ORS 215.130(5), supra, states, inter alia, that nonconforming uses shall not be "increased." Sections 2001 through 2008 of the Washington County ordinance deal with the nonconforming uses. They state the ultimate purpose of the regulations is to change nonconforming uses to conforming uses, or effect their discontinuance. Section 2003-1 provides:

"A nonconforming * * * use may not be changed or altered in any manner unless such change * * * more nearly conforms * * *."

As previously stated, § 2004-1 provides that a discontinuance of a nonconforming use for more than six (6) months prevents resumption thereof.

The statute and ordinance prohibit an increase in a nonconforming use. The testimony for plaintiffs, and defendant's own testimony, overwhelmingly supports the conclusion that from 1963 to 1965 the defendant vastly increased the frequency and strength of rock-loosening explosions and power and variety of machinery. The output of crushed rock sometimes became as much in one shift as a year's output had been in early 1961.

The trial judge heard the evidence and visited the premises. He found that the emission of dust, smoke, noise, and the violence of the explosions was extensive. Our examination of the record bears out his findings, and we give much weight to them, as was done by the appellate court in a similar quarry case, McCaslin v. City of Monterey Park, 163 Cal. App. 2d 339, 350, 351, 329 P.2d 522 (1958).

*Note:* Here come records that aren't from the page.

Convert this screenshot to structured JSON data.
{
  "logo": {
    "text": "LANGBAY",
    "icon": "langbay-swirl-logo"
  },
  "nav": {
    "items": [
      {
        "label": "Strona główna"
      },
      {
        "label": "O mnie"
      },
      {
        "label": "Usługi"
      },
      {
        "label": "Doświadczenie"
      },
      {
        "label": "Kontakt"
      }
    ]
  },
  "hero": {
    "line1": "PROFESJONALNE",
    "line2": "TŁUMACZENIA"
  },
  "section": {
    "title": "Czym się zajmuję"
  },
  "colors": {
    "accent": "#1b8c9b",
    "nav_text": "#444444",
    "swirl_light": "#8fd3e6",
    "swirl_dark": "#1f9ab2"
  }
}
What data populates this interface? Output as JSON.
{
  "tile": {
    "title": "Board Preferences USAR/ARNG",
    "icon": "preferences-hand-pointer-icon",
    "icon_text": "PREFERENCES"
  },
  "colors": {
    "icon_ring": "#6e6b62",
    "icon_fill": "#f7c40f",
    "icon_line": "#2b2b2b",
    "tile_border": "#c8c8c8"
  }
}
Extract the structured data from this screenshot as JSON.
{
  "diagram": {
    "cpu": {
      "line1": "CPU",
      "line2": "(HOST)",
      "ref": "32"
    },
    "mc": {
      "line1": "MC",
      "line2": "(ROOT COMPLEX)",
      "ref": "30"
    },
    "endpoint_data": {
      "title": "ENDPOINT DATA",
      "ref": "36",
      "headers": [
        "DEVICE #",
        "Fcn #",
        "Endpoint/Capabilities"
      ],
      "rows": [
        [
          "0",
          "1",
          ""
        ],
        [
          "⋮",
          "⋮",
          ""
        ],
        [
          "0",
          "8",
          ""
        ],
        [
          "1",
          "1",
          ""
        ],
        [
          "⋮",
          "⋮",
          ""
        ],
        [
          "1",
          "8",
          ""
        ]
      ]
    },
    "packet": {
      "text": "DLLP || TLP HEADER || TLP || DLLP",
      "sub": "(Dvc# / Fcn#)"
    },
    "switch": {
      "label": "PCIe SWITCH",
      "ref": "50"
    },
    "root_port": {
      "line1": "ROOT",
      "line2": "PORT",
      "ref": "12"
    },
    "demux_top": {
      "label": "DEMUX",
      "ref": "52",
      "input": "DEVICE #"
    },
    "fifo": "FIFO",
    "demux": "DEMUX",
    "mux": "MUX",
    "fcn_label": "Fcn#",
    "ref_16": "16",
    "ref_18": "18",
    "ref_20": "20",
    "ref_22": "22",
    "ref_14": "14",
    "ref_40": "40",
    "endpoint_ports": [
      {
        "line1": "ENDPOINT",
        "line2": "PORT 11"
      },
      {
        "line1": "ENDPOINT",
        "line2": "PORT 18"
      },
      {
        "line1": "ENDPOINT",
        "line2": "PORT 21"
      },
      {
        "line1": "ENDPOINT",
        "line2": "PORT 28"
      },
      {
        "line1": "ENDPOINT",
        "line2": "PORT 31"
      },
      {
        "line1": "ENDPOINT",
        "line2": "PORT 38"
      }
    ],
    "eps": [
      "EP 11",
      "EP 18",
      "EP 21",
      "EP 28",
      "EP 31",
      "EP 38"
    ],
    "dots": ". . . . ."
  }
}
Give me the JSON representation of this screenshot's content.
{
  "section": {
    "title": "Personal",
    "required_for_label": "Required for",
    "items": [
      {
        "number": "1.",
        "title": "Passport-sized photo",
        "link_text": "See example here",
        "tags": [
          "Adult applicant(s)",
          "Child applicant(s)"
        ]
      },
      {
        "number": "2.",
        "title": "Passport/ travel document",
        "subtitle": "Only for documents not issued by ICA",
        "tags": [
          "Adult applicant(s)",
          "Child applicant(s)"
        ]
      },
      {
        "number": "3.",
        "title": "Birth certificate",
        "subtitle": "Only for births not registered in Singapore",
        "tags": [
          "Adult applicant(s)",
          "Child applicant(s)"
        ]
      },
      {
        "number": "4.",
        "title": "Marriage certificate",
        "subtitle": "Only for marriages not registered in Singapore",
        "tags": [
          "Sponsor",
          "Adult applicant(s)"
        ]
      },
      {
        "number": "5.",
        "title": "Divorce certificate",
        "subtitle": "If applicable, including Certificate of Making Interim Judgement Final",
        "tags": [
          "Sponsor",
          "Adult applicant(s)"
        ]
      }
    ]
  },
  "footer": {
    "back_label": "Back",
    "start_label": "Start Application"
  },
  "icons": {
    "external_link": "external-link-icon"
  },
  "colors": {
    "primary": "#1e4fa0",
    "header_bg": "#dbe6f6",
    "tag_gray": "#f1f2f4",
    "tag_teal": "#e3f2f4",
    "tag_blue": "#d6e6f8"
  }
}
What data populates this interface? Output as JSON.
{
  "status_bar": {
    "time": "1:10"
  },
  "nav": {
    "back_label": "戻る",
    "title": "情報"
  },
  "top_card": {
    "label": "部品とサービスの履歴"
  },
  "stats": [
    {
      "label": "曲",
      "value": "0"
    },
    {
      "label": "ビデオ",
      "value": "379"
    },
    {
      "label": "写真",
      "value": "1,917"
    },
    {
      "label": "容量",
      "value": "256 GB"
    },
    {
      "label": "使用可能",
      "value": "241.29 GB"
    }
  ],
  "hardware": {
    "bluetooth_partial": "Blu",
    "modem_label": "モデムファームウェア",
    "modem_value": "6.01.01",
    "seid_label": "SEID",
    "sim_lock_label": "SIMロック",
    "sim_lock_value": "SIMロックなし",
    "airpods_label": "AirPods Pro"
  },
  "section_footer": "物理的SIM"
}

No Oregon cases appear to be in point. In Oregon City v. Hartke, 240 Or. 35, 400 P.2d 255 (1965), where a city, under a different enabling act than the one here involved, excluded automobile wrecking yards from all zones, we held it valid. The wrecking yard was a nonconforming use whose owners were seeking to expand on additional abutting property. We did not discuss the expansion feature of the case, but held the exclusionary feature of the ordinance was constitutionally valid and it did prevent the expansion.

In City of Fontana v. Atkinson, 212 Cal. App. 2d 499, 504, 28 Cal. Rptr. 25 (1963), after reviewing numerous authorities, the court held a zoning ordinance could validly prohibit the increase of a nonconforming *994 use where 80 cattle were kept on a tract when the ordinance was enacted, and the number was increased to 130 or 140. Generally, it appears that a normal increase in the volume of a nonconforming business cannot be prohibited. 8A McQuillan on Municipal Corporations § 25.207 (3rd ed. 1965).

Where, as here, the type of nonconforming use is offensive to the prevalent use in the surrounding area, and its volume has vastly increased since zoning, we hold the prohibition against an increase is valid. The prohibition was validly applied. An injunction against further nonconforming use is justified. We do not agree that it should issue on the ground of interruption or discontinuance of the use.

Where a trial judge makes a proper ruling, but upon an improper ground, his judgment or decree based thereon will, of course, be affirmed.

The decree of the circuit court granting an injunction based upon trespass and the zoning ordinance is in all respects affirmed. Costs to plaintiffs.